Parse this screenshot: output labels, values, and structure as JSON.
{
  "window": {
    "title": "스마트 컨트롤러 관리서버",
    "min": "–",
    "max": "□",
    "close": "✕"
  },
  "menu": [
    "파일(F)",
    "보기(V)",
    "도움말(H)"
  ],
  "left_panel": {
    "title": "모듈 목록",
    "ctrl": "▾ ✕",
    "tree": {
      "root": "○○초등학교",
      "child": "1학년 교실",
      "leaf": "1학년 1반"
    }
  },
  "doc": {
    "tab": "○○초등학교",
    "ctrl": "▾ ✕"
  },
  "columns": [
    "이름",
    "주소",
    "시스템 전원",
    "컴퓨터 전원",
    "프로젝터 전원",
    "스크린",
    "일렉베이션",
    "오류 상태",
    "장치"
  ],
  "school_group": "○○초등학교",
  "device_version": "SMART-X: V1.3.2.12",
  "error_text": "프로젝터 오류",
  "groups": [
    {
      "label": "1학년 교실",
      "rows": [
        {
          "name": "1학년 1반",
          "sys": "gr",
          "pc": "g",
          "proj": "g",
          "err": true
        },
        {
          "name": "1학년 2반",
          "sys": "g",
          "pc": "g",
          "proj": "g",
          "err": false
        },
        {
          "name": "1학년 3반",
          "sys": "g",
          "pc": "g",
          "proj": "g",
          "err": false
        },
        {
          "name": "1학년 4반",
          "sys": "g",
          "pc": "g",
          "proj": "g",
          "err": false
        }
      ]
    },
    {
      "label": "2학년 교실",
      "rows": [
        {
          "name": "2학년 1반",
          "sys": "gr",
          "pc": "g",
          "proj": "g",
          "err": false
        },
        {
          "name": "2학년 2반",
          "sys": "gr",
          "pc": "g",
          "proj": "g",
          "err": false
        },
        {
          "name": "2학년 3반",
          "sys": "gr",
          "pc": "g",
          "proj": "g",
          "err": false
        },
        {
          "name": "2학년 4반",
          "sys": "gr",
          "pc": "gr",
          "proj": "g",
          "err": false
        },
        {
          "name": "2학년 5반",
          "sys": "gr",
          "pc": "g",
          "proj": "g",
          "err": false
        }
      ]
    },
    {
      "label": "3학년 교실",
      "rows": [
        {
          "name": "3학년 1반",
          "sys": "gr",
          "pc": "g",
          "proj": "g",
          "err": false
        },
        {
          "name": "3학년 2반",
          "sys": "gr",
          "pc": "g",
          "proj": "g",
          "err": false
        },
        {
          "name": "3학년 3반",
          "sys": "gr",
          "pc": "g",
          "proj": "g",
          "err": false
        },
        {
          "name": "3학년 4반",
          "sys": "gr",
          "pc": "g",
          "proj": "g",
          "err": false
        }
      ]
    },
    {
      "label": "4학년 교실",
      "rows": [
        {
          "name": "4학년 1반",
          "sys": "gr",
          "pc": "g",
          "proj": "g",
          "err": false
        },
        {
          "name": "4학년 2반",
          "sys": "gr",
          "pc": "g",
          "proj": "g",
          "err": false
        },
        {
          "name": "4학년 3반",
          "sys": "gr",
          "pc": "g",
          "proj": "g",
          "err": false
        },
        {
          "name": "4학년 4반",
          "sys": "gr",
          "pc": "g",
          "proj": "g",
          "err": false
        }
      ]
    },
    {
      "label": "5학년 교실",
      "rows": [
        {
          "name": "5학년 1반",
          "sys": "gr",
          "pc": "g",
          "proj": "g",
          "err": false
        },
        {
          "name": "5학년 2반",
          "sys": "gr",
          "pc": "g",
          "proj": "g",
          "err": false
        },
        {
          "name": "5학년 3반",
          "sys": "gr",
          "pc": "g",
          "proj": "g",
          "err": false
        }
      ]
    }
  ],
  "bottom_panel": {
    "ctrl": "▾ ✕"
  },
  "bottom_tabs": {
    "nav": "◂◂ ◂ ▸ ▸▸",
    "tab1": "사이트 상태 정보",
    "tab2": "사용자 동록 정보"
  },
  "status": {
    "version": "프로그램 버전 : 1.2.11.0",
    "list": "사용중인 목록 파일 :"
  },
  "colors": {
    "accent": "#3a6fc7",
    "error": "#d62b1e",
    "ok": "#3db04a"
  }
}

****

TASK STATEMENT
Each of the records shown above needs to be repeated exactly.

TASK RESPONSE
Parse this screenshot: output labels, values, and structure as JSON.
{
  "window": {
    "title": "스마트 컨트롤러 관리서버",
    "min": "–",
    "max": "□",
    "close": "✕"
  },
  "menu": [
    "파일(F)",
    "보기(V)",
    "도움말(H)"
  ],
  "left_panel": {
    "title": "모듈 목록",
    "ctrl": "▾ ✕",
    "tree": {
      "root": "○○초등학교",
      "child": "1학년 교실",
      "leaf": "1학년 1반"
    }
  },
  "doc": {
    "tab": "○○초등학교",
    "ctrl": "▾ ✕"
  },
  "columns": [
    "이름",
    "주소",
    "시스템 전원",
    "컴퓨터 전원",
    "프로젝터 전원",
    "스크린",
    "일렉베이션",
    "오류 상태",
    "장치"
  ],
  "school_group": "○○초등학교",
  "device_version": "SMART-X: V1.3.2.12",
  "error_text": "프로젝터 오류",
  "groups": [
    {
      "label": "1학년 교실",
      "rows": [
        {
          "name": "1학년 1반",
          "sys": "gr",
          "pc": "g",
          "proj": "g",
          "err": true
        },
        {
          "name": "1학년 2반",
          "sys": "g",
          "pc": "g",
          "proj": "g",
          "err": false
        },
        {
          "name": "1학년 3반",
          "sys": "g",
          "pc": "g",
          "proj": "g",
          "err": false
        },
        {
          "name": "1학년 4반",
          "sys": "g",
          "pc": "g",
          "proj": "g",
          "err": false
        }
      ]
    },
    {
      "label": "2학년 교실",
      "rows": [
        {
          "name": "2학년 1반",
          "sys": "gr",
          "pc": "g",
          "proj": "g",
          "err": false
        },
        {
          "name": "2학년 2반",
          "sys": "gr",
          "pc": "g",
          "proj": "g",
          "err": false
        },
        {
          "name": "2학년 3반",
          "sys": "gr",
          "pc": "g",
          "proj": "g",
          "err": false
        },
        {
          "name": "2학년 4반",
          "sys": "gr",
          "pc": "gr",
          "proj": "g",
          "err": false
        },
        {
          "name": "2학년 5반",
          "sys": "gr",
          "pc": "g",
          "proj": "g",
          "err": false
        }
      ]
    },
    {
      "label": "3학년 교실",
      "rows": [
        {
          "name": "3학년 1반",
          "sys": "gr",
          "pc": "g",
          "proj": "g",
          "err": false
        },
        {
          "name": "3학년 2반",
          "sys": "gr",
          "pc": "g",
          "proj": "g",
          "err": false
        },
        {
          "name": "3학년 3반",
          "sys": "gr",
          "pc": "g",
          "proj": "g",
          "err": false
        },
        {
          "name": "3학년 4반",
          "sys": "gr",
          "pc": "g",
          "proj": "g",
          "err": false
        }
      ]
    },
    {
      "label": "4학년 교실",
      "rows": [
        {
          "name": "4학년 1반",
          "sys": "gr",
          "pc": "g",
          "proj": "g",
          "err": false
        },
        {
          "name": "4학년 2반",
          "sys": "gr",
          "pc": "g",
          "proj": "g",
          "err": false
        },
        {
          "name": "4학년 3반",
          "sys": "gr",
          "pc": "g",
          "proj": "g",
          "err": false
        },
        {
          "name": "4학년 4반",
          "sys": "gr",
          "pc": "g",
          "proj": "g",
          "err": false
        }
      ]
    },
    {
      "label": "5학년 교실",
      "rows": [
        {
          "name": "5학년 1반",
          "sys": "gr",
          "pc": "g",
          "proj": "g",
          "err": false
        },
        {
          "name": "5학년 2반",
          "sys": "gr",
          "pc": "g",
          "proj": "g",
          "err": false
        },
        {
          "name": "5학년 3반",
          "sys": "gr",
          "pc": "g",
          "proj": "g",
          "err": false
        }
      ]
    }
  ],
  "bottom_panel": {
    "ctrl": "▾ ✕"
  },
  "bottom_tabs": {
    "nav": "◂◂ ◂ ▸ ▸▸",
    "tab1": "사이트 상태 정보",
    "tab2": "사용자 동록 정보"
  },
  "status": {
    "version": "프로그램 버전 : 1.2.11.0",
    "list": "사용중인 목록 파일 :"
  },
  "colors": {
    "accent": "#3a6fc7",
    "error": "#d62b1e",
    "ok": "#3db04a"
  }
}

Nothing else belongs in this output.